 Of course I thought about Lilly.  When she died I was one of those people that wanted to keep EVERYTHING our little girl had touched or that I associated with her.  It was months before I could even remove the sheets from her little bed!  (And really, I only did it because Solomon was going to be born soon and need them.)  Lilly's sheets and blankets, and the last outfit she ever wore, are still all folded up neatly and in a basket on the bottom shelf of my nightstand. 

The author of the blogpost continued:

"Five years seems to be the magic amount of time that needs to pass before full closure seems to settle in."   (read the whole post here)

Five years.  I found that so interesting.  Solomon was born 9 months to the day that Lilly died and then we moved 3 weeks after that.  It was hard to pack up Lilly's things for the move. Then when we got here I basically put up Lilly "shrines" all over the house.  I even took her favorite ceiling light form our old house and it is hanging in a corner of our bedroom here.  In the almost 2.5 years since then, I have been able to put some things away and feel OK with it.  And I have no problem with the kids using things like her g-tube syringes for science experiments or even just play.

I have a friend that lost a little girl at about 6 months.  (She had many complications from Down Syndrome.)  It happened over 15 years ago and she said her little girl's things all fit in one box now.  I remembering thinking "Wow ..." when she told me.  I've got so many bins of Lilly's clothing and things in the attic.

Where will I be at that 5 year mark?  I don't know.  All I know is that grieving is an unpredictable process.

Speaking of grieving, it seems our goat Christa is grieving.
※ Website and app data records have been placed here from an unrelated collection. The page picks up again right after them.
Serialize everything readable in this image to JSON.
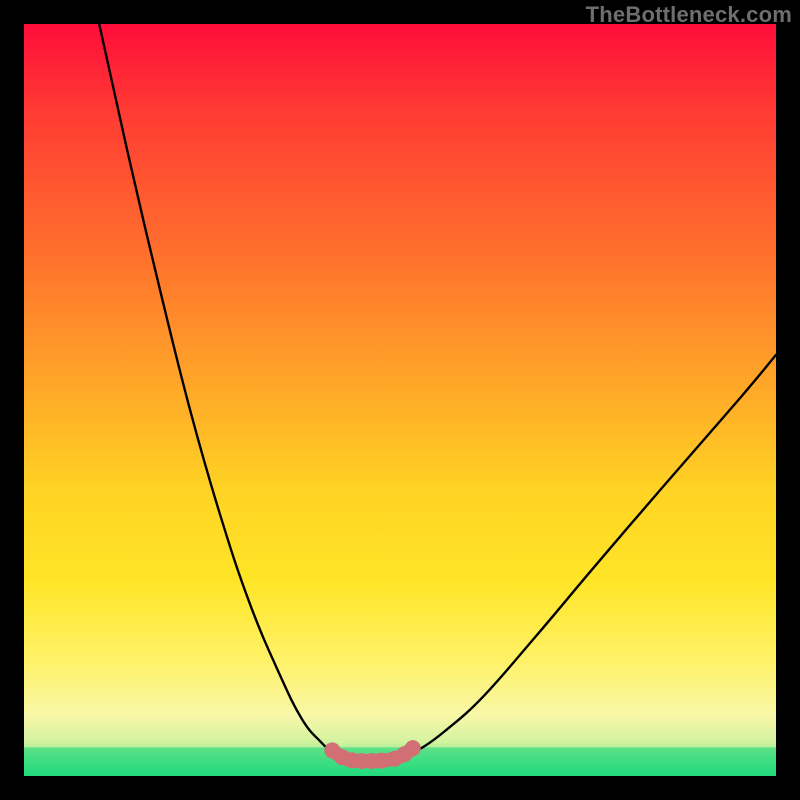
{
  "watermark": "TheBottleneck.com",
  "colors": {
    "black": "#000000",
    "curve": "#000000",
    "marker_fill": "#d26f74",
    "green_band": "#19d77a",
    "gradient_top": "#ff0d3a",
    "gradient_mid_orange": "#ff8a2a",
    "gradient_yellow": "#ffe526",
    "gradient_pale": "#f8f7a8",
    "gradient_bottom": "#2de07f"
  },
  "chart_data": {
    "type": "line",
    "title": "",
    "xlabel": "",
    "ylabel": "",
    "xlim": [
      0,
      100
    ],
    "ylim": [
      0,
      100
    ],
    "series": [
      {
        "name": "bottleneck-curve-left",
        "x": [
          10,
          14,
          18,
          22,
          26,
          30,
          34,
          37,
          39.5,
          41,
          42.5,
          44.5
        ],
        "y": [
          100,
          82,
          65,
          49,
          35,
          23,
          13.5,
          7.5,
          4.5,
          3.2,
          2.4,
          2.0
        ]
      },
      {
        "name": "bottleneck-curve-right",
        "x": [
          44.5,
          49,
          51,
          53,
          56,
          61,
          68,
          76,
          85,
          95,
          100
        ],
        "y": [
          2.0,
          2.2,
          2.8,
          3.8,
          6.0,
          10.5,
          18.5,
          28,
          38.5,
          50,
          56
        ]
      },
      {
        "name": "valley-markers",
        "x": [
          41.0,
          42.3,
          43.6,
          44.9,
          46.2,
          47.5,
          49.3,
          50.6,
          51.7
        ],
        "y": [
          3.4,
          2.5,
          2.1,
          2.0,
          2.0,
          2.05,
          2.3,
          2.9,
          3.7
        ]
      }
    ],
    "green_band": {
      "top_y": 3.8,
      "bottom_y": 0
    }
  }
}
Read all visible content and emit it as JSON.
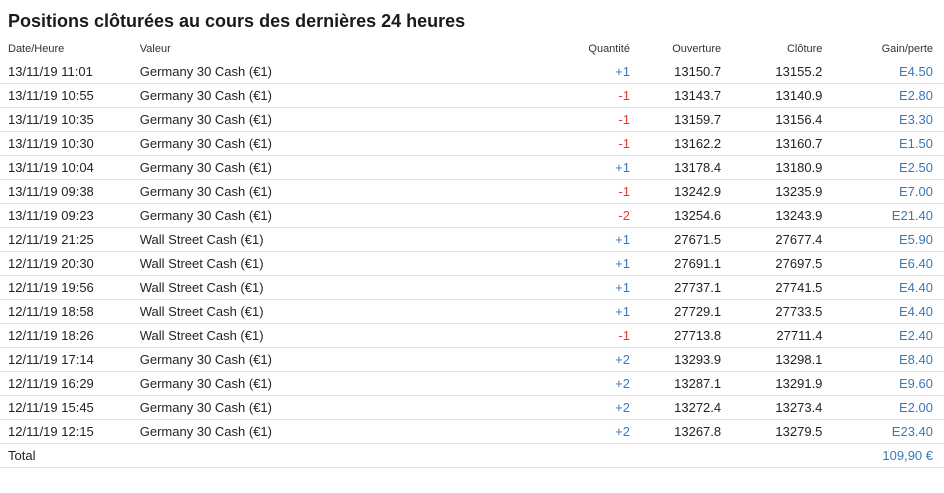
{
  "title": "Positions clôturées au cours des dernières 24 heures",
  "colors": {
    "positive_qty": "#3b78b8",
    "negative_qty": "#e53935",
    "gain": "#3b78b8"
  },
  "columns": {
    "date": "Date/Heure",
    "value": "Valeur",
    "quantity": "Quantité",
    "open": "Ouverture",
    "close": "Clôture",
    "gain": "Gain/perte"
  },
  "rows": [
    {
      "date": "13/11/19 11:01",
      "value": "Germany 30 Cash (€1)",
      "quantity": "+1",
      "open": "13150.7",
      "close": "13155.2",
      "gain": "E4.50"
    },
    {
      "date": "13/11/19 10:55",
      "value": "Germany 30 Cash (€1)",
      "quantity": "-1",
      "open": "13143.7",
      "close": "13140.9",
      "gain": "E2.80"
    },
    {
      "date": "13/11/19 10:35",
      "value": "Germany 30 Cash (€1)",
      "quantity": "-1",
      "open": "13159.7",
      "close": "13156.4",
      "gain": "E3.30"
    },
    {
      "date": "13/11/19 10:30",
      "value": "Germany 30 Cash (€1)",
      "quantity": "-1",
      "open": "13162.2",
      "close": "13160.7",
      "gain": "E1.50"
    },
    {
      "date": "13/11/19 10:04",
      "value": "Germany 30 Cash (€1)",
      "quantity": "+1",
      "open": "13178.4",
      "close": "13180.9",
      "gain": "E2.50"
    },
    {
      "date": "13/11/19 09:38",
      "value": "Germany 30 Cash (€1)",
      "quantity": "-1",
      "open": "13242.9",
      "close": "13235.9",
      "gain": "E7.00"
    },
    {
      "date": "13/11/19 09:23",
      "value": "Germany 30 Cash (€1)",
      "quantity": "-2",
      "open": "13254.6",
      "close": "13243.9",
      "gain": "E21.40"
    },
    {
      "date": "12/11/19 21:25",
      "value": "Wall Street Cash (€1)",
      "quantity": "+1",
      "open": "27671.5",
      "close": "27677.4",
      "gain": "E5.90"
    },
    {
      "date": "12/11/19 20:30",
      "value": "Wall Street Cash (€1)",
      "quantity": "+1",
      "open": "27691.1",
      "close": "27697.5",
      "gain": "E6.40"
    },
    {
      "date": "12/11/19 19:56",
      "value": "Wall Street Cash (€1)",
      "quantity": "+1",
      "open": "27737.1",
      "close": "27741.5",
      "gain": "E4.40"
    },
    {
      "date": "12/11/19 18:58",
      "value": "Wall Street Cash (€1)",
      "quantity": "+1",
      "open": "27729.1",
      "close": "27733.5",
      "gain": "E4.40"
    },
    {
      "date": "12/11/19 18:26",
      "value": "Wall Street Cash (€1)",
      "quantity": "-1",
      "open": "27713.8",
      "close": "27711.4",
      "gain": "E2.40"
    },
    {
      "date": "12/11/19 17:14",
      "value": "Germany 30 Cash (€1)",
      "quantity": "+2",
      "open": "13293.9",
      "close": "13298.1",
      "gain": "E8.40"
    },
    {
      "date": "12/11/19 16:29",
      "value": "Germany 30 Cash (€1)",
      "quantity": "+2",
      "open": "13287.1",
      "close": "13291.9",
      "gain": "E9.60"
    },
    {
      "date": "12/11/19 15:45",
      "value": "Germany 30 Cash (€1)",
      "quantity": "+2",
      "open": "13272.4",
      "close": "13273.4",
      "gain": "E2.00"
    },
    {
      "date": "12/11/19 12:15",
      "value": "Germany 30 Cash (€1)",
      "quantity": "+2",
      "open": "13267.8",
      "close": "13279.5",
      "gain": "E23.40"
    }
  ],
  "total": {
    "label": "Total",
    "value": "109,90 €"
  }
}
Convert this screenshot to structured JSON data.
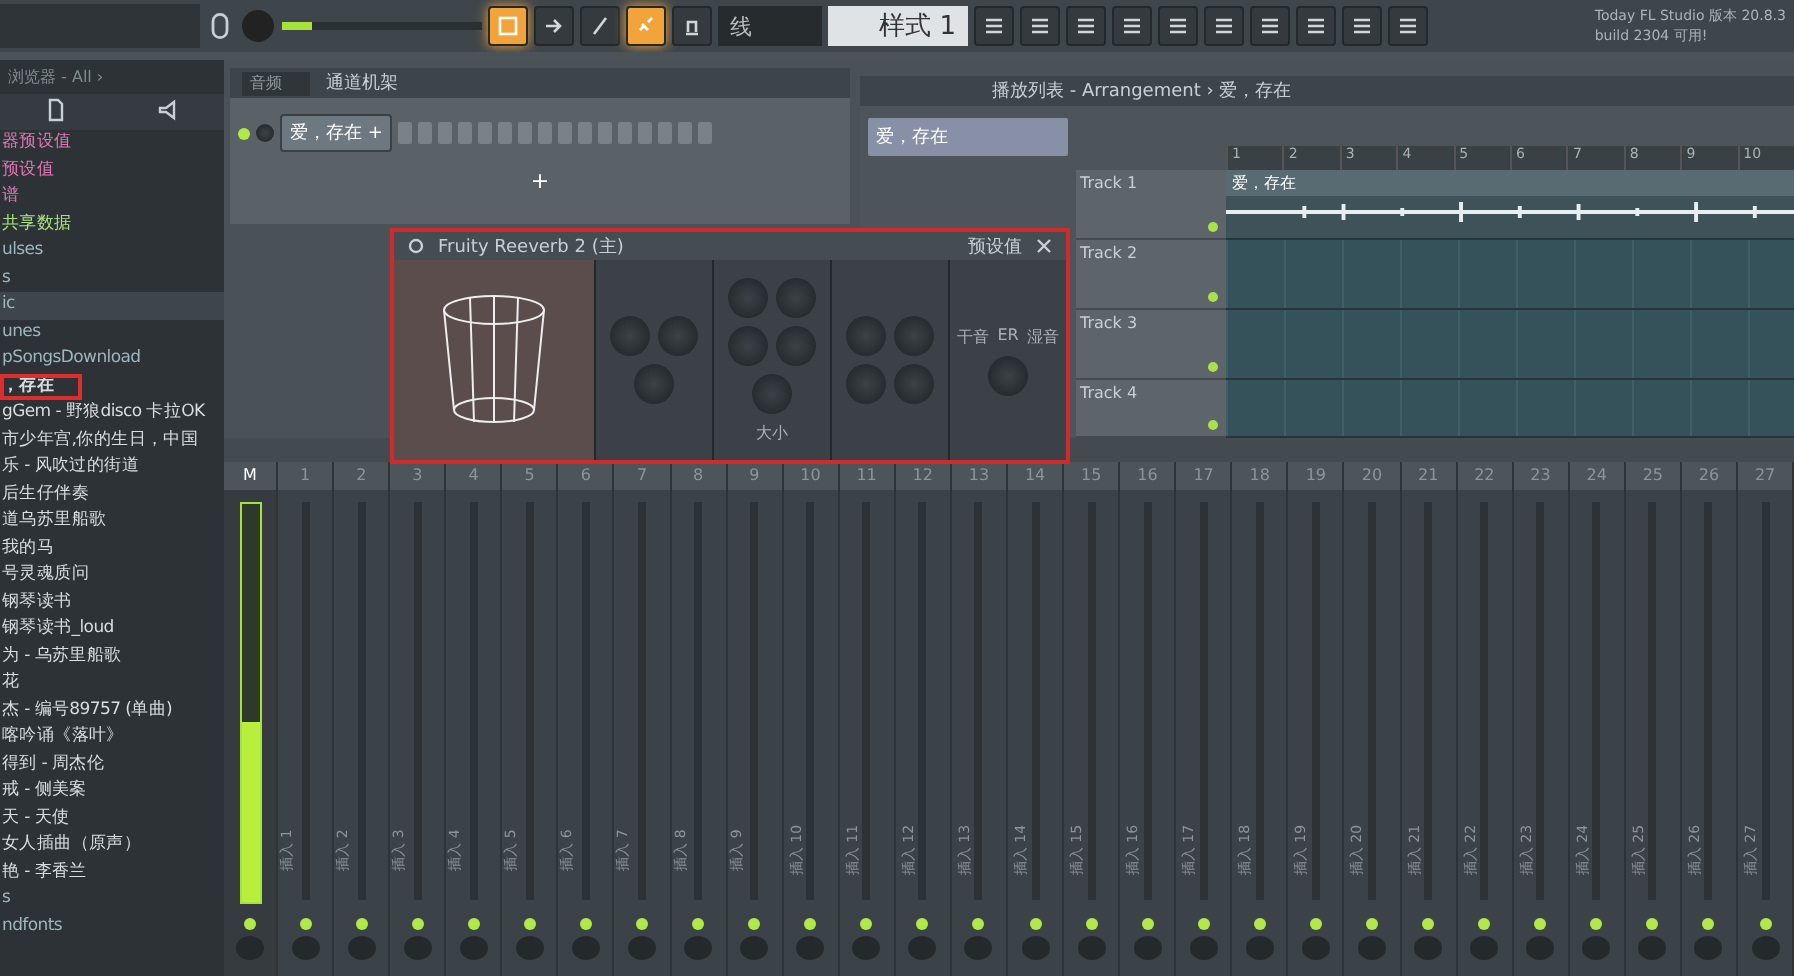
{
  "toolbar": {
    "slider": {
      "level": 0.15
    },
    "transport": [
      {
        "selected": true
      },
      {
        "selected": false
      },
      {
        "selected": false
      },
      {
        "selected": true
      },
      {
        "selected": false
      }
    ],
    "snap": "线",
    "pattern": "样式 1",
    "news": [
      "Today  FL Studio 版本 20.8.3",
      "build 2304 可用!"
    ]
  },
  "browser": {
    "title": "浏览器 - All ›",
    "items": [
      {
        "label": "器预设值",
        "kind": "preset",
        "selected": false
      },
      {
        "label": "预设值",
        "kind": "preset",
        "selected": false
      },
      {
        "label": "谱",
        "kind": "preset",
        "selected": false
      },
      {
        "label": "共享数据",
        "kind": "shared",
        "selected": false
      },
      {
        "label": "ulses",
        "kind": "folder",
        "selected": false
      },
      {
        "label": "s",
        "kind": "folder",
        "selected": false
      },
      {
        "label": "ic",
        "kind": "folder",
        "selected": true
      },
      {
        "label": "unes",
        "kind": "folder",
        "selected": false
      },
      {
        "label": "pSongsDownload",
        "kind": "folder",
        "selected": false
      },
      {
        "label": "，存在",
        "kind": "file",
        "selected": false,
        "highlighted": true
      },
      {
        "label": "gGem - 野狼disco 卡拉OK",
        "kind": "file",
        "selected": false
      },
      {
        "label": "市少年宫,你的生日，中国",
        "kind": "file",
        "selected": false
      },
      {
        "label": "乐 - 风吹过的街道",
        "kind": "file",
        "selected": false
      },
      {
        "label": "后生仔伴奏",
        "kind": "file",
        "selected": false
      },
      {
        "label": "道乌苏里船歌",
        "kind": "file",
        "selected": false
      },
      {
        "label": "我的马",
        "kind": "file",
        "selected": false
      },
      {
        "label": "号灵魂质问",
        "kind": "file",
        "selected": false
      },
      {
        "label": "钢琴读书",
        "kind": "file",
        "selected": false
      },
      {
        "label": "钢琴读书_loud",
        "kind": "file",
        "selected": false
      },
      {
        "label": "为 - 乌苏里船歌",
        "kind": "file",
        "selected": false
      },
      {
        "label": "花",
        "kind": "file",
        "selected": false
      },
      {
        "label": "杰 - 编号89757 (单曲)",
        "kind": "file",
        "selected": false
      },
      {
        "label": "喀吟诵《落叶》",
        "kind": "file",
        "selected": false
      },
      {
        "label": "得到 - 周杰伦",
        "kind": "file",
        "selected": false
      },
      {
        "label": "戒 - 侧美案",
        "kind": "file",
        "selected": false
      },
      {
        "label": "天 - 天使",
        "kind": "file",
        "selected": false
      },
      {
        "label": "女人插曲（原声）",
        "kind": "file",
        "selected": false
      },
      {
        "label": "艳 - 李香兰",
        "kind": "file",
        "selected": false
      },
      {
        "label": "s",
        "kind": "folder",
        "selected": false
      },
      {
        "label": "ndfonts",
        "kind": "folder",
        "selected": false
      }
    ]
  },
  "channel_rack": {
    "group": "音频",
    "title": "通道机架",
    "channels": [
      {
        "name": "爱，存在",
        "plus": "+"
      }
    ],
    "add": "+"
  },
  "playlist": {
    "title": "播放列表 - Arrangement › 爱，存在",
    "clip_picker": "爱，存在",
    "ruler": [
      "1",
      "2",
      "3",
      "4",
      "5",
      "6",
      "7",
      "8",
      "9",
      "10"
    ],
    "tracks": [
      {
        "name": "Track 1",
        "clip": "爱，存在"
      },
      {
        "name": "Track 2"
      },
      {
        "name": "Track 3"
      },
      {
        "name": "Track 4"
      }
    ]
  },
  "plugin": {
    "title": "Fruity Reeverb 2",
    "suffix": "(主)",
    "preset": "预设值",
    "labels": [
      "大小",
      "干音",
      "ER",
      "湿音"
    ]
  },
  "mixer": {
    "master": {
      "label": "M",
      "level": 0.45
    },
    "inserts": [
      {
        "number": "1",
        "label": "插入 1"
      },
      {
        "number": "2",
        "label": "插入 2"
      },
      {
        "number": "3",
        "label": "插入 3"
      },
      {
        "number": "4",
        "label": "插入 4"
      },
      {
        "number": "5",
        "label": "插入 5"
      },
      {
        "number": "6",
        "label": "插入 6"
      },
      {
        "number": "7",
        "label": "插入 7"
      },
      {
        "number": "8",
        "label": "插入 8"
      },
      {
        "number": "9",
        "label": "插入 9"
      },
      {
        "number": "10",
        "label": "插入 10"
      },
      {
        "number": "11",
        "label": "插入 11"
      },
      {
        "number": "12",
        "label": "插入 12"
      },
      {
        "number": "13",
        "label": "插入 13"
      },
      {
        "number": "14",
        "label": "插入 14"
      },
      {
        "number": "15",
        "label": "插入 15"
      },
      {
        "number": "16",
        "label": "插入 16"
      },
      {
        "number": "17",
        "label": "插入 17"
      },
      {
        "number": "18",
        "label": "插入 18"
      },
      {
        "number": "19",
        "label": "插入 19"
      },
      {
        "number": "20",
        "label": "插入 20"
      },
      {
        "number": "21",
        "label": "插入 21"
      },
      {
        "number": "22",
        "label": "插入 22"
      },
      {
        "number": "23",
        "label": "插入 23"
      },
      {
        "number": "24",
        "label": "插入 24"
      },
      {
        "number": "25",
        "label": "插入 25"
      },
      {
        "number": "26",
        "label": "插入 26"
      },
      {
        "number": "27",
        "label": "插入 27"
      }
    ]
  }
}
Yes, goats really can grieve.  I am pretty sure she had a miscarriage last week.  I found some blood on her and she was acting different.  She was actually being quite affectionate and clingy whenever Tabby or I went into the goat pen.  Now Christa is not ever mean to us - but this really was un-Christa-like behavior.

I've found myself spending a little extra time with her every day, just petting her and letting her lean against me.  I really feel sad for her.  My own miscarriage, from last October, came to mind of course, and I told her "I understand how you feel." 

The only way to be sure if Christa had a miscarriage is a blood test, which we aren't paying to do.  My friend K., that used to own Christa and still has one of her daughters, said that perhaps Christa only lost one of her babies.  (She had twins last time and that is pretty common with goats.)  So we will see this spring.

Honestly this isn't even something I had thought about.  Christa is a experienced mama goat and excellent milker.  I just assumed everything would go smoothly during this breeding process and then with the spring time births.

When am I going to learn that life rarely ever goes smoothly??!!


  1. Oh my goodness Lisa, what a beautiful post!

    1. Thank you, Lisa! I thank YOU for all your helpful posts. :)